Data records for software interfaces>
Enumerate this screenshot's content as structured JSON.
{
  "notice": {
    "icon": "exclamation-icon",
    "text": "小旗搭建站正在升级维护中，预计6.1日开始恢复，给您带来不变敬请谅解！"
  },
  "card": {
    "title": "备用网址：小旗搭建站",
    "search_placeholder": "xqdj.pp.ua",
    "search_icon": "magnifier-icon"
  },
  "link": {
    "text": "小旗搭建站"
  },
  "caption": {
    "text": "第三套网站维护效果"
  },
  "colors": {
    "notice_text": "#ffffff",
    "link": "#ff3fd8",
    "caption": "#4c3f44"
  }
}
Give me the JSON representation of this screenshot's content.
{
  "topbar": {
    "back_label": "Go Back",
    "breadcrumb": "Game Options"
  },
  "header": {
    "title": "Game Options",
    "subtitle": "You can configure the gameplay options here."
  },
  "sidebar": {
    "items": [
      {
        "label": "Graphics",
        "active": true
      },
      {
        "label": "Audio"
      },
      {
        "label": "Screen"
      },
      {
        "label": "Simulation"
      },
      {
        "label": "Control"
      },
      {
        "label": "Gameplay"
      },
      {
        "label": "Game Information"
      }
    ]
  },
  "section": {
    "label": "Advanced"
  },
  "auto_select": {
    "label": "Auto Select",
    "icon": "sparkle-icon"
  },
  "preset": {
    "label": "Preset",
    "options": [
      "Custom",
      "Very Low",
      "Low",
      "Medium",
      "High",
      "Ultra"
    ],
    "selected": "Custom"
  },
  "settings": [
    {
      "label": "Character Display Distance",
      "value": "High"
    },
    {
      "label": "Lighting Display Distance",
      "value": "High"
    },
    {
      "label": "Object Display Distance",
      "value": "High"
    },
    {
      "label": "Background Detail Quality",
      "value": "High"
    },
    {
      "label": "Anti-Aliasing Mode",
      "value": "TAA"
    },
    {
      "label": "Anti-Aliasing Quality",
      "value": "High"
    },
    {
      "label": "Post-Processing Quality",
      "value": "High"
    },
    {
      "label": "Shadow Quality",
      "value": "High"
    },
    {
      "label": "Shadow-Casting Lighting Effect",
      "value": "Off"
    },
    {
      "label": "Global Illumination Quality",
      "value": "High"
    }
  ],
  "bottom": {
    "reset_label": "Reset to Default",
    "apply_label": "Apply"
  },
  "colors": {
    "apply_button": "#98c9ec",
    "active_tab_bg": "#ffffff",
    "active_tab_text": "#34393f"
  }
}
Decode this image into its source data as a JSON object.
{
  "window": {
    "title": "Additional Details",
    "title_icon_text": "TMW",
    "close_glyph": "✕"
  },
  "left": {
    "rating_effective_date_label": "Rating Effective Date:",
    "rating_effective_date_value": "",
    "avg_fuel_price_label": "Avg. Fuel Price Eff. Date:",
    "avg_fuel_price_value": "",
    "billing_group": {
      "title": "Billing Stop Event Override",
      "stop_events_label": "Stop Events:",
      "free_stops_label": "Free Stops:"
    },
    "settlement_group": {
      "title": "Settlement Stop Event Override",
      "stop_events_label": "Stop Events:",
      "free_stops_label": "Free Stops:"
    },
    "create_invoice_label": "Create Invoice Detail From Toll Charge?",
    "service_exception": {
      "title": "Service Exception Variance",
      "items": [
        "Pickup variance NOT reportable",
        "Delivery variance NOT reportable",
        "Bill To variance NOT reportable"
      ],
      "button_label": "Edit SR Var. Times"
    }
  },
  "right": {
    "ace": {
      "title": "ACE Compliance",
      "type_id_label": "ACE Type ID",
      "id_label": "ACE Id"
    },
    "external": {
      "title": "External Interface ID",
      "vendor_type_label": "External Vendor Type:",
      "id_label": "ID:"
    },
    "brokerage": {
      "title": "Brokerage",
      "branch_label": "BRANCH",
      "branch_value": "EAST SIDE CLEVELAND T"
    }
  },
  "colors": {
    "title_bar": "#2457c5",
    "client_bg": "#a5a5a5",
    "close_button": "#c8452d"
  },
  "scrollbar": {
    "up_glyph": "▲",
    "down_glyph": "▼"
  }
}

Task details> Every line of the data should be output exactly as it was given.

Solution to this exercise>
Enumerate this screenshot's content as structured JSON.
{
  "notice": {
    "icon": "exclamation-icon",
    "text": "小旗搭建站正在升级维护中，预计6.1日开始恢复，给您带来不变敬请谅解！"
  },
  "card": {
    "title": "备用网址：小旗搭建站",
    "search_placeholder": "xqdj.pp.ua",
    "search_icon": "magnifier-icon"
  },
  "link": {
    "text": "小旗搭建站"
  },
  "caption": {
    "text": "第三套网站维护效果"
  },
  "colors": {
    "notice_text": "#ffffff",
    "link": "#ff3fd8",
    "caption": "#4c3f44"
  }
}
Give me the JSON representation of this screenshot's content.
{
  "topbar": {
    "back_label": "Go Back",
    "breadcrumb": "Game Options"
  },
  "header": {
    "title": "Game Options",
    "subtitle": "You can configure the gameplay options here."
  },
  "sidebar": {
    "items": [
      {
        "label": "Graphics",
        "active": true
      },
      {
        "label": "Audio"
      },
      {
        "label": "Screen"
      },
      {
        "label": "Simulation"
      },
      {
        "label": "Control"
      },
      {
        "label": "Gameplay"
      },
      {
        "label": "Game Information"
      }
    ]
  },
  "section": {
    "label": "Advanced"
  },
  "auto_select": {
    "label": "Auto Select",
    "icon": "sparkle-icon"
  },
  "preset": {
    "label": "Preset",
    "options": [
      "Custom",
      "Very Low",
      "Low",
      "Medium",
      "High",
      "Ultra"
    ],
    "selected": "Custom"
  },
  "settings": [
    {
      "label": "Character Display Distance",
      "value": "High"
    },
    {
      "label": "Lighting Display Distance",
      "value": "High"
    },
    {
      "label": "Object Display Distance",
      "value": "High"
    },
    {
      "label": "Background Detail Quality",
      "value": "High"
    },
    {
      "label": "Anti-Aliasing Mode",
      "value": "TAA"
    },
    {
      "label": "Anti-Aliasing Quality",
      "value": "High"
    },
    {
      "label": "Post-Processing Quality",
      "value": "High"
    },
    {
      "label": "Shadow Quality",
      "value": "High"
    },
    {
      "label": "Shadow-Casting Lighting Effect",
      "value": "Off"
    },
    {
      "label": "Global Illumination Quality",
      "value": "High"
    }
  ],
  "bottom": {
    "reset_label": "Reset to Default",
    "apply_label": "Apply"
  },
  "colors": {
    "apply_button": "#98c9ec",
    "active_tab_bg": "#ffffff",
    "active_tab_text": "#34393f"
  }
}
Decode this image into its source data as a JSON object.
{
  "window": {
    "title": "Additional Details",
    "title_icon_text": "TMW",
    "close_glyph": "✕"
  },
  "left": {
    "rating_effective_date_label": "Rating Effective Date:",
    "rating_effective_date_value": "",
    "avg_fuel_price_label": "Avg. Fuel Price Eff. Date:",
    "avg_fuel_price_value": "",
    "billing_group": {
      "title": "Billing Stop Event Override",
      "stop_events_label": "Stop Events:",
      "free_stops_label": "Free Stops:"
    },
    "settlement_group": {
      "title": "Settlement Stop Event Override",
      "stop_events_label": "Stop Events:",
      "free_stops_label": "Free Stops:"
    },
    "create_invoice_label": "Create Invoice Detail From Toll Charge?",
    "service_exception": {
      "title": "Service Exception Variance",
      "items": [
        "Pickup variance NOT reportable",
        "Delivery variance NOT reportable",
        "Bill To variance NOT reportable"
      ],
      "button_label": "Edit SR Var. Times"
    }
  },
  "right": {
    "ace": {
      "title": "ACE Compliance",
      "type_id_label": "ACE Type ID",
      "id_label": "ACE Id"
    },
    "external": {
      "title": "External Interface ID",
      "vendor_type_label": "External Vendor Type:",
      "id_label": "ID:"
    },
    "brokerage": {
      "title": "Brokerage",
      "branch_label": "BRANCH",
      "branch_value": "EAST SIDE CLEVELAND T"
    }
  },
  "colors": {
    "title_bar": "#2457c5",
    "client_bg": "#a5a5a5",
    "close_button": "#c8452d"
  },
  "scrollbar": {
    "up_glyph": "▲",
    "down_glyph": "▼"
  }
}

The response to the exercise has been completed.